So how much of Lowe’s story was true? Probably not much. Some sources say that Lowe’s actual name was Hazel Eighmy and that she was a receptionist at a Denver photography studio. Curt Buchholtz, who researched the park’s history extensively for his 1983 book, “Rocky Mountain National Park: A History,” said the only logical conclusion is that it was staged and designed to promote the new park. “It was a stunt, basically,” he said.
Visitation to Rocky Mountain did more than double in 1917, but how much of that increase can be attributed to “modern Eve” is unclear. And no one knows what became of the young woman named Lowe or Eighmy. While researching his book, Buchholtz tried to locate her or some of her relatives but was not successful.
“I like to think she married one of these Adams,” he said.
About the author
Nicolas Brulliard Senior Editor

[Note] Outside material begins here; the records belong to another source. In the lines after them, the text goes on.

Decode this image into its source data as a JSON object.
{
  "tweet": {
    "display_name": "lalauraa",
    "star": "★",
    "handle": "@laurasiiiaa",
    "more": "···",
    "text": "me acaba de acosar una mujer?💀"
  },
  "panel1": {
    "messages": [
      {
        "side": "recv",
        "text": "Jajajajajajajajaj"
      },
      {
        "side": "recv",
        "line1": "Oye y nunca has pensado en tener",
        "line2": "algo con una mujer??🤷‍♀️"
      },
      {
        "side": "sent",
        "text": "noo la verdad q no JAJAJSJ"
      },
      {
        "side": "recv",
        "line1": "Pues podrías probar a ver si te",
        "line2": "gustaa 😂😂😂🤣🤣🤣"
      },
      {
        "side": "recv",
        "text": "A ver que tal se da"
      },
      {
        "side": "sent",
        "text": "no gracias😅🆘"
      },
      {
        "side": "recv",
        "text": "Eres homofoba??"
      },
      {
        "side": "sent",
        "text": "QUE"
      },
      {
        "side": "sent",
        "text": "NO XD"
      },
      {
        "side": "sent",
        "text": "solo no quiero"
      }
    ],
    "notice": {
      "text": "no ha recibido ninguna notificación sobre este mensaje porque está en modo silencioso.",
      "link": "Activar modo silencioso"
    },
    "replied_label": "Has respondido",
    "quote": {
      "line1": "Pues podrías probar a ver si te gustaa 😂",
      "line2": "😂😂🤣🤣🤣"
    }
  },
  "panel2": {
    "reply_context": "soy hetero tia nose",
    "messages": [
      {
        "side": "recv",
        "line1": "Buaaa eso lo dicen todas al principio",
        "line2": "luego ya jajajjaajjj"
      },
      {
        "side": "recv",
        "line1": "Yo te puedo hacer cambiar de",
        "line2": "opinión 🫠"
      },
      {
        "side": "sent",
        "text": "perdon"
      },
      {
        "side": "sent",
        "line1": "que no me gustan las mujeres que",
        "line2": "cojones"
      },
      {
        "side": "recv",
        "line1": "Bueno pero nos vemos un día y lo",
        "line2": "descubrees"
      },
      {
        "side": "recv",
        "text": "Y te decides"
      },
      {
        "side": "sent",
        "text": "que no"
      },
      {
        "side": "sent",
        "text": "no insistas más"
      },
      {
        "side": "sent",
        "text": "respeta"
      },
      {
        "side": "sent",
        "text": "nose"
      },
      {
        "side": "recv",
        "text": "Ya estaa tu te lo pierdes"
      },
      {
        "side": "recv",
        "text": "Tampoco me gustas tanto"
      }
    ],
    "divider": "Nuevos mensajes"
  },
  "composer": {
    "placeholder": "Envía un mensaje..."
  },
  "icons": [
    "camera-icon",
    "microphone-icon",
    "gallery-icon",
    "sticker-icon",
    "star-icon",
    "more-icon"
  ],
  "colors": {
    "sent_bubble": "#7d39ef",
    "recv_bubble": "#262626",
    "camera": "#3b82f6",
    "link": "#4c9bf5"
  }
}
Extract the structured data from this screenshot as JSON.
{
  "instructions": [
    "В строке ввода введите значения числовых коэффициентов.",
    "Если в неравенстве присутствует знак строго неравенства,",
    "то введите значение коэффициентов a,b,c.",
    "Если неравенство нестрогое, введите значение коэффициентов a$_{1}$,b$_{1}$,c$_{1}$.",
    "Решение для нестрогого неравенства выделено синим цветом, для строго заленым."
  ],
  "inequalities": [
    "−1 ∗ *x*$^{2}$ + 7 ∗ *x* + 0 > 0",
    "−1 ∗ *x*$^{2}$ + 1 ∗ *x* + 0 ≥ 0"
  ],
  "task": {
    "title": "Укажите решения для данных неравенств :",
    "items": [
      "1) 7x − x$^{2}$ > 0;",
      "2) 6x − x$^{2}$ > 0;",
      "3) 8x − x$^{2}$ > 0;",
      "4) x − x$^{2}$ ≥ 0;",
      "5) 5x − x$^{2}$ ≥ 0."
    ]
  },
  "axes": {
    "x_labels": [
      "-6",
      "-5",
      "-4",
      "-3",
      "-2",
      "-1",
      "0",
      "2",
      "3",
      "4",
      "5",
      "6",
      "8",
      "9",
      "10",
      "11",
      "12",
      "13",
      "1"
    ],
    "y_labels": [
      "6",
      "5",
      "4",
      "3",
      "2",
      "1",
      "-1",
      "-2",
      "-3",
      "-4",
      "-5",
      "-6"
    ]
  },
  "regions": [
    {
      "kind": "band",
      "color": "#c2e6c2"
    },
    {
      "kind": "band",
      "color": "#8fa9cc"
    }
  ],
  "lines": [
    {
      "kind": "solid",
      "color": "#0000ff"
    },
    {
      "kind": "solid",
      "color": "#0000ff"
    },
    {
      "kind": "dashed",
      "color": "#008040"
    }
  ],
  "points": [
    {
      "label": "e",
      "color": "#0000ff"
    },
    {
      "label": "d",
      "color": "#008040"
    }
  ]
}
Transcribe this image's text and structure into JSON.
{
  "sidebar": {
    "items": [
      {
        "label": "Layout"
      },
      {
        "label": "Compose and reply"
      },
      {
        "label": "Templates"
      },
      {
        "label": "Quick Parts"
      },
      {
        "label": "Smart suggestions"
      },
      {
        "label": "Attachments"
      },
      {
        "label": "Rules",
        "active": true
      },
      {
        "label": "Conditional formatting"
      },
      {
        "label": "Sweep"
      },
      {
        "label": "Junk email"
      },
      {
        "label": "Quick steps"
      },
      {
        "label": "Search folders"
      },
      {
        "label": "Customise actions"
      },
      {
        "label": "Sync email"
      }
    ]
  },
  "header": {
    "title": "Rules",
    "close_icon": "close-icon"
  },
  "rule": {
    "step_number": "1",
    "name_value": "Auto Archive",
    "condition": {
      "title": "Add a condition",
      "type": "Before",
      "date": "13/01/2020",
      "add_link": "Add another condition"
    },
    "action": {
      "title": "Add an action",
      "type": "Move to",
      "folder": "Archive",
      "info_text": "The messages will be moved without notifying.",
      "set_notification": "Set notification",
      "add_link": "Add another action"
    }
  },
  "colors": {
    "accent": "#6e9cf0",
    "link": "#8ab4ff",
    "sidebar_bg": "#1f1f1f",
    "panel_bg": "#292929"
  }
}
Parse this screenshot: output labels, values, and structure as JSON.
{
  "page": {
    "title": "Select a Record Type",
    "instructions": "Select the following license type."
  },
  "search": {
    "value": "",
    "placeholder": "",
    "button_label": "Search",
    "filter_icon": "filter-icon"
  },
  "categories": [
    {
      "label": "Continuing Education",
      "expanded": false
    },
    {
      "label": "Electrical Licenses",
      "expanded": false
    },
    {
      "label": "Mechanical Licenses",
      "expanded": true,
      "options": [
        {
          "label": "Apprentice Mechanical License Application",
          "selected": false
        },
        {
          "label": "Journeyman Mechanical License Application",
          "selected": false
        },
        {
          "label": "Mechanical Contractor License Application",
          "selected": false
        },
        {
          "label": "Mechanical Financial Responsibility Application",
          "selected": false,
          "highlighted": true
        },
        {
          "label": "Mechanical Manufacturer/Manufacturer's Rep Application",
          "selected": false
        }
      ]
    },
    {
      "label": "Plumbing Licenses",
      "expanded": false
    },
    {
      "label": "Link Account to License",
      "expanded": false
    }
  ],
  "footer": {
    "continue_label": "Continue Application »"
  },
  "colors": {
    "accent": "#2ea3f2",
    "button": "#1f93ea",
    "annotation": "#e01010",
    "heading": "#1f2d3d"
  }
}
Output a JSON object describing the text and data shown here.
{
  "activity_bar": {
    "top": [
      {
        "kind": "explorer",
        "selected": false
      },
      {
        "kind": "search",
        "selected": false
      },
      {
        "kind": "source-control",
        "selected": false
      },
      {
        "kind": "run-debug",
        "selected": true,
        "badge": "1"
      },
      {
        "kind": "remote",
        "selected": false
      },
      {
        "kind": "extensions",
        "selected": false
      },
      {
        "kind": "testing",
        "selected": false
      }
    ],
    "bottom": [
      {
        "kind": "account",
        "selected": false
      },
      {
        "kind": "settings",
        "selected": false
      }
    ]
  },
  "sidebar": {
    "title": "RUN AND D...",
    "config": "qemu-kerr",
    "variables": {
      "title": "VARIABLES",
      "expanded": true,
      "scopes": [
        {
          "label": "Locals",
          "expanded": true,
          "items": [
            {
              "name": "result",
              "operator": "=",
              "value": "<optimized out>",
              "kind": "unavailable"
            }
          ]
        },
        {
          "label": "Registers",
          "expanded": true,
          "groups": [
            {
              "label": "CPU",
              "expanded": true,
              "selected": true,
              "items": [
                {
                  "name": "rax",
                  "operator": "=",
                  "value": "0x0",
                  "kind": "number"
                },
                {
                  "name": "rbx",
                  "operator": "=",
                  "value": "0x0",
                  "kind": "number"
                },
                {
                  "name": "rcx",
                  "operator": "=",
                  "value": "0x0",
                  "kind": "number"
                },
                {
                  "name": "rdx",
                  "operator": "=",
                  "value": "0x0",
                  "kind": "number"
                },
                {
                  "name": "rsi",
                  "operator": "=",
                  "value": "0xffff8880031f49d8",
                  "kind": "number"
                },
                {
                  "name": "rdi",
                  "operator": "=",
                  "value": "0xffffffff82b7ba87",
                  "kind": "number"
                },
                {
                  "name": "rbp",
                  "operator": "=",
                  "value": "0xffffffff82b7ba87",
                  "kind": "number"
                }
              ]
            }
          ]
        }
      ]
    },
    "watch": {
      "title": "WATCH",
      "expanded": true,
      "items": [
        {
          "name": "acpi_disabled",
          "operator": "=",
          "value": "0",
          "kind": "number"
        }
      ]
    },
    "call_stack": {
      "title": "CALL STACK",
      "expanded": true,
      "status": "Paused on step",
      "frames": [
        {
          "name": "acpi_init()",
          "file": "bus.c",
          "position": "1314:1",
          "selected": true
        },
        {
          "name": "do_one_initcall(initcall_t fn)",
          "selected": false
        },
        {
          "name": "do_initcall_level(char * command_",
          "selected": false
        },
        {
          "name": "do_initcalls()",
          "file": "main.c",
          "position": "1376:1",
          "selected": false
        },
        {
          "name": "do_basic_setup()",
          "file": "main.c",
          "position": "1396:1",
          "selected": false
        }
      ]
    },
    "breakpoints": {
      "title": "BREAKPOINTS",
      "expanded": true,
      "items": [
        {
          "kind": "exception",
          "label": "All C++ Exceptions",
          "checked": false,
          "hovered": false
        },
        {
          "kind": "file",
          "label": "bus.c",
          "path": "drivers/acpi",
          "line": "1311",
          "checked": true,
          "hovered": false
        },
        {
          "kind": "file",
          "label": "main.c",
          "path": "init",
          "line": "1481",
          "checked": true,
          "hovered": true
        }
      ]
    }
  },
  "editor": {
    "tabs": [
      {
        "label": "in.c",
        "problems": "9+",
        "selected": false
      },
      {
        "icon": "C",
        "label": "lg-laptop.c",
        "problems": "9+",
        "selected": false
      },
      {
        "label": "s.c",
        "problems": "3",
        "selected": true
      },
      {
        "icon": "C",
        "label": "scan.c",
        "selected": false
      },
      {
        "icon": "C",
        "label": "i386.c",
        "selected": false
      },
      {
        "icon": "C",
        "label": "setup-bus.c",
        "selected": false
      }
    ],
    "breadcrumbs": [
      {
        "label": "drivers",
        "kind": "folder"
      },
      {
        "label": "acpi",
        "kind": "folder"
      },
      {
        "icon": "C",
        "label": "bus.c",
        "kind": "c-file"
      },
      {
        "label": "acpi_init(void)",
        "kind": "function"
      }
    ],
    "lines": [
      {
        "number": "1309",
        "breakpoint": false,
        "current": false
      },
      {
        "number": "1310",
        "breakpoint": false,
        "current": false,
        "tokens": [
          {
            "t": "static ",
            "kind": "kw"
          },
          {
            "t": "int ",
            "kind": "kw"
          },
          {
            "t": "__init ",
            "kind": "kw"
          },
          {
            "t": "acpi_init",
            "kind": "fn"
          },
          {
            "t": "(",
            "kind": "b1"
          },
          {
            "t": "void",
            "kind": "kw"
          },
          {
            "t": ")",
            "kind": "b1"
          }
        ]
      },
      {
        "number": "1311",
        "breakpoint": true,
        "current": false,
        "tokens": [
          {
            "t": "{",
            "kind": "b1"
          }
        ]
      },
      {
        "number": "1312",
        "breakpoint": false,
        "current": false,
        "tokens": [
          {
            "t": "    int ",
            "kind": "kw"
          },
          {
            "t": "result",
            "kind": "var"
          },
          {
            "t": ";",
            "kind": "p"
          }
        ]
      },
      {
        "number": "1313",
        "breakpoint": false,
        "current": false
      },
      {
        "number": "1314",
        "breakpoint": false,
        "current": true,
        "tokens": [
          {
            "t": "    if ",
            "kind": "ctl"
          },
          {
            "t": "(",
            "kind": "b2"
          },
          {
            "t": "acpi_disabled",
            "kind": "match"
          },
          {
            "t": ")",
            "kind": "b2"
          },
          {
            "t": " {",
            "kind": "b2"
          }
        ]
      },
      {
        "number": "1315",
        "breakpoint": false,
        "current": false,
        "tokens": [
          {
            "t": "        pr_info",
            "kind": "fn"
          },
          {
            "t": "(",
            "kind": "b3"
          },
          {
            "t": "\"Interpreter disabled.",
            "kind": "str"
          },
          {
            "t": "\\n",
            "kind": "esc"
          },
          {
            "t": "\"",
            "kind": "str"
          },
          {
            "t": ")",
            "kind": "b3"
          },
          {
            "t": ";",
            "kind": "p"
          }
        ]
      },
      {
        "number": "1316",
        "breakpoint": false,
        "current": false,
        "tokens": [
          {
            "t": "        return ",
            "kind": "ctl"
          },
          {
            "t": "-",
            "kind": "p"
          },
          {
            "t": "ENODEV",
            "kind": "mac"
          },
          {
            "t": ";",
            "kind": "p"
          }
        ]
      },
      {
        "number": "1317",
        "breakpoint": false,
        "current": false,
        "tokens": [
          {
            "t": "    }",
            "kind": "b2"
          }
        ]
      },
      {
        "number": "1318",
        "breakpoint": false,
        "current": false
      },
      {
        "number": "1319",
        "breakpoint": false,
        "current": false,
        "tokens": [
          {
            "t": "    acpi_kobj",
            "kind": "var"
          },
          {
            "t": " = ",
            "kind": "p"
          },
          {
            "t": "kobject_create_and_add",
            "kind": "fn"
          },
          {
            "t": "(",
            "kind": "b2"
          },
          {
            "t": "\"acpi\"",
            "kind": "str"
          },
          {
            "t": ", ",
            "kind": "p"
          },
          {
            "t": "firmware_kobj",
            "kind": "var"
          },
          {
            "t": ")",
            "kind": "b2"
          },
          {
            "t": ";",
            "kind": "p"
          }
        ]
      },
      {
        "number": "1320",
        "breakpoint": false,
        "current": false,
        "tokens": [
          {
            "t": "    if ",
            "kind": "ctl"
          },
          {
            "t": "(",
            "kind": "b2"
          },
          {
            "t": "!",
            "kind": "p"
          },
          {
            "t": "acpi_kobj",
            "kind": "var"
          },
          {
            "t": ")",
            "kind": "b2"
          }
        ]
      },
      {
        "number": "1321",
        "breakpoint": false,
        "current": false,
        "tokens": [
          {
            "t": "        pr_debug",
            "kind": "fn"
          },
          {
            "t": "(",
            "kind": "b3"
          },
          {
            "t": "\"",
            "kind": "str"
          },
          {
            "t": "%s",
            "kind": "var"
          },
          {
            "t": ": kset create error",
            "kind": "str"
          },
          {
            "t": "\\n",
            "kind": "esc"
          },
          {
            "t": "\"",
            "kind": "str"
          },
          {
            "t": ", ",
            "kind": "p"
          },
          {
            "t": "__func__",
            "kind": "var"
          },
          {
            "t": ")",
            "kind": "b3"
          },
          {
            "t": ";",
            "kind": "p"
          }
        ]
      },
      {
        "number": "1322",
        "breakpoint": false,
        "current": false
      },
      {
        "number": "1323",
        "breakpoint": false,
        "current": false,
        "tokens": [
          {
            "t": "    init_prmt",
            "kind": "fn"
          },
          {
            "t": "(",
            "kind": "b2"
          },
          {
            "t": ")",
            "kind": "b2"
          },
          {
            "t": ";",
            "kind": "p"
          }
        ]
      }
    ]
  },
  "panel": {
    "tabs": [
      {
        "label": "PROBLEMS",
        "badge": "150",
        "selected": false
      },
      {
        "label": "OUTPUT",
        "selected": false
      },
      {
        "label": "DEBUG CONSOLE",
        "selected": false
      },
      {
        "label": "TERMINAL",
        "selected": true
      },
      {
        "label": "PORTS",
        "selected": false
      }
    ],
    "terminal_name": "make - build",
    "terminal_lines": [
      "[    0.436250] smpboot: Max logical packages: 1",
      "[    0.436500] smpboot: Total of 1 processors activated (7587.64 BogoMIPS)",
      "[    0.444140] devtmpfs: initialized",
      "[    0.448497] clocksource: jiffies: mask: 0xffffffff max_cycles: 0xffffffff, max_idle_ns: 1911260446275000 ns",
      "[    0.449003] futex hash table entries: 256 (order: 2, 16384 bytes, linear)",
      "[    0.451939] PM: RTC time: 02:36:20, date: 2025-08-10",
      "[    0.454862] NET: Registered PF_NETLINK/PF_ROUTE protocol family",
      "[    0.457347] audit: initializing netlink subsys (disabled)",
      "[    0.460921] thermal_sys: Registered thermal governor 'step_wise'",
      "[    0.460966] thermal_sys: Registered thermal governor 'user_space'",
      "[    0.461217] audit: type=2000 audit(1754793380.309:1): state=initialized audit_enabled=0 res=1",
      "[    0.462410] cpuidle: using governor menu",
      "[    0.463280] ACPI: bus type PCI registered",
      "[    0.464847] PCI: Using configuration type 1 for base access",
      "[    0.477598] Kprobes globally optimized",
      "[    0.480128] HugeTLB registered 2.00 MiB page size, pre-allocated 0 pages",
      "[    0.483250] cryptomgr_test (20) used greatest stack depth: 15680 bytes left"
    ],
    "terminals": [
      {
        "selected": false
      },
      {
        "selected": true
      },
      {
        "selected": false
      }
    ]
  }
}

Nicolas is a journalist and former geologist who joined NPCA in November 2015. He writes and edits online content for NPCA and serves as senior editor of National Parks magazine.